◆ **RECORDS FOR THIS TASK**
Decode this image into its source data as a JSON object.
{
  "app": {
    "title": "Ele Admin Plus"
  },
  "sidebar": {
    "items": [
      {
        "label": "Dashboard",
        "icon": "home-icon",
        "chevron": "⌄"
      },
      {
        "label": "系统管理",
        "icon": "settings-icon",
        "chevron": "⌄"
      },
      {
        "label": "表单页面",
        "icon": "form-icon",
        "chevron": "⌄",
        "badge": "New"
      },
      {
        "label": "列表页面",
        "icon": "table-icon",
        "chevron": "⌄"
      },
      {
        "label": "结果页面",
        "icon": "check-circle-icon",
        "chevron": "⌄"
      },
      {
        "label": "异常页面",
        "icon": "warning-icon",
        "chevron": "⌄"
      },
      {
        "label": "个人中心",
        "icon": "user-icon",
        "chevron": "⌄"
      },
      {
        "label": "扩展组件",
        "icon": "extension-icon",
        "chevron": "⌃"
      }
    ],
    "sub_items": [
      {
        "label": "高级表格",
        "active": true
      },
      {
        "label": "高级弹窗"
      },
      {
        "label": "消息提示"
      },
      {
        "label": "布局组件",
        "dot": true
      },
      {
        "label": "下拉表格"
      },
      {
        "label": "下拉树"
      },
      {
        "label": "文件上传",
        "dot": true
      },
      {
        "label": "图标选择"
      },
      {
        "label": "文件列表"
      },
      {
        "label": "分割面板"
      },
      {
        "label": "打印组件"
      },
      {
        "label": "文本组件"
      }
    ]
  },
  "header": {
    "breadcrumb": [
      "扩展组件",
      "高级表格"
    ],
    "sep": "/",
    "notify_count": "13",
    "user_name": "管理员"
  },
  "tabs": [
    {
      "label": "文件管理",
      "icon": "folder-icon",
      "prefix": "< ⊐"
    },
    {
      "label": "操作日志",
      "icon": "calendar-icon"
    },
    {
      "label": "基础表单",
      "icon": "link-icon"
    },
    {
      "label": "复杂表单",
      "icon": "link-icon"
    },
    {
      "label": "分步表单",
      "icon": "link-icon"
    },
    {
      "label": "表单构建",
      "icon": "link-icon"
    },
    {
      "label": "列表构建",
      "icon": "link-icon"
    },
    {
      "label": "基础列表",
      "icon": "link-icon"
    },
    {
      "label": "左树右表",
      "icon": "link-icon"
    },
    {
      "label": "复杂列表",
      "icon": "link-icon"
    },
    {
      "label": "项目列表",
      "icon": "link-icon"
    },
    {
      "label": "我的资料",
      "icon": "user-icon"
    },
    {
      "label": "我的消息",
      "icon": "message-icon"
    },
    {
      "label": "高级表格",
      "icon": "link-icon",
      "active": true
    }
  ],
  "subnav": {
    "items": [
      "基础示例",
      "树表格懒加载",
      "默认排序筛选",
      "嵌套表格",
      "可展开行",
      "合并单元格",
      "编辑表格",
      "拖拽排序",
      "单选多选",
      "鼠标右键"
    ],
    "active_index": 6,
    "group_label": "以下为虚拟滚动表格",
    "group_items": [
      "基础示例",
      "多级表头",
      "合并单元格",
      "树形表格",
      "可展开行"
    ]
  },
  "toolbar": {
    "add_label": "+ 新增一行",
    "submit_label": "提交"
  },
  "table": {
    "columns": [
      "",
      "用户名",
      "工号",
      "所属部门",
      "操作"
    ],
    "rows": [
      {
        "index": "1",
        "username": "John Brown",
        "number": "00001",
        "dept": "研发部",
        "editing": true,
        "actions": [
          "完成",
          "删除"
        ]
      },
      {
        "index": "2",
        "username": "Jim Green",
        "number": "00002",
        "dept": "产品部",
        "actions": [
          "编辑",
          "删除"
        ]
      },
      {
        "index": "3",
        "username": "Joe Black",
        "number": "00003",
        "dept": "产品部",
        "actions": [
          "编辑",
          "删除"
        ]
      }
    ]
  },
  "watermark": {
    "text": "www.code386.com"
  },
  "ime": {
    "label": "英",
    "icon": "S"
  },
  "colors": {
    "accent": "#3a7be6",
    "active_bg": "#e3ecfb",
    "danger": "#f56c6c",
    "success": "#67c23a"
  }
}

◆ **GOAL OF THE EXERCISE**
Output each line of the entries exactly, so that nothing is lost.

◆ **SOLUTION TO THE EXERCISE**
Decode this image into its source data as a JSON object.
{
  "app": {
    "title": "Ele Admin Plus"
  },
  "sidebar": {
    "items": [
      {
        "label": "Dashboard",
        "icon": "home-icon",
        "chevron": "⌄"
      },
      {
        "label": "系统管理",
        "icon": "settings-icon",
        "chevron": "⌄"
      },
      {
        "label": "表单页面",
        "icon": "form-icon",
        "chevron": "⌄",
        "badge": "New"
      },
      {
        "label": "列表页面",
        "icon": "table-icon",
        "chevron": "⌄"
      },
      {
        "label": "结果页面",
        "icon": "check-circle-icon",
        "chevron": "⌄"
      },
      {
        "label": "异常页面",
        "icon": "warning-icon",
        "chevron": "⌄"
      },
      {
        "label": "个人中心",
        "icon": "user-icon",
        "chevron": "⌄"
      },
      {
        "label": "扩展组件",
        "icon": "extension-icon",
        "chevron": "⌃"
      }
    ],
    "sub_items": [
      {
        "label": "高级表格",
        "active": true
      },
      {
        "label": "高级弹窗"
      },
      {
        "label": "消息提示"
      },
      {
        "label": "布局组件",
        "dot": true
      },
      {
        "label": "下拉表格"
      },
      {
        "label": "下拉树"
      },
      {
        "label": "文件上传",
        "dot": true
      },
      {
        "label": "图标选择"
      },
      {
        "label": "文件列表"
      },
      {
        "label": "分割面板"
      },
      {
        "label": "打印组件"
      },
      {
        "label": "文本组件"
      }
    ]
  },
  "header": {
    "breadcrumb": [
      "扩展组件",
      "高级表格"
    ],
    "sep": "/",
    "notify_count": "13",
    "user_name": "管理员"
  },
  "tabs": [
    {
      "label": "文件管理",
      "icon": "folder-icon",
      "prefix": "< ⊐"
    },
    {
      "label": "操作日志",
      "icon": "calendar-icon"
    },
    {
      "label": "基础表单",
      "icon": "link-icon"
    },
    {
      "label": "复杂表单",
      "icon": "link-icon"
    },
    {
      "label": "分步表单",
      "icon": "link-icon"
    },
    {
      "label": "表单构建",
      "icon": "link-icon"
    },
    {
      "label": "列表构建",
      "icon": "link-icon"
    },
    {
      "label": "基础列表",
      "icon": "link-icon"
    },
    {
      "label": "左树右表",
      "icon": "link-icon"
    },
    {
      "label": "复杂列表",
      "icon": "link-icon"
    },
    {
      "label": "项目列表",
      "icon": "link-icon"
    },
    {
      "label": "我的资料",
      "icon": "user-icon"
    },
    {
      "label": "我的消息",
      "icon": "message-icon"
    },
    {
      "label": "高级表格",
      "icon": "link-icon",
      "active": true
    }
  ],
  "subnav": {
    "items": [
      "基础示例",
      "树表格懒加载",
      "默认排序筛选",
      "嵌套表格",
      "可展开行",
      "合并单元格",
      "编辑表格",
      "拖拽排序",
      "单选多选",
      "鼠标右键"
    ],
    "active_index": 6,
    "group_label": "以下为虚拟滚动表格",
    "group_items": [
      "基础示例",
      "多级表头",
      "合并单元格",
      "树形表格",
      "可展开行"
    ]
  },
  "toolbar": {
    "add_label": "+ 新增一行",
    "submit_label": "提交"
  },
  "table": {
    "columns": [
      "",
      "用户名",
      "工号",
      "所属部门",
      "操作"
    ],
    "rows": [
      {
        "index": "1",
        "username": "John Brown",
        "number": "00001",
        "dept": "研发部",
        "editing": true,
        "actions": [
          "完成",
          "删除"
        ]
      },
      {
        "index": "2",
        "username": "Jim Green",
        "number": "00002",
        "dept": "产品部",
        "actions": [
          "编辑",
          "删除"
        ]
      },
      {
        "index": "3",
        "username": "Joe Black",
        "number": "00003",
        "dept": "产品部",
        "actions": [
          "编辑",
          "删除"
        ]
      }
    ]
  },
  "watermark": {
    "text": "www.code386.com"
  },
  "ime": {
    "label": "英",
    "icon": "S"
  },
  "colors": {
    "accent": "#3a7be6",
    "active_bg": "#e3ecfb",
    "danger": "#f56c6c",
    "success": "#67c23a"
  }
}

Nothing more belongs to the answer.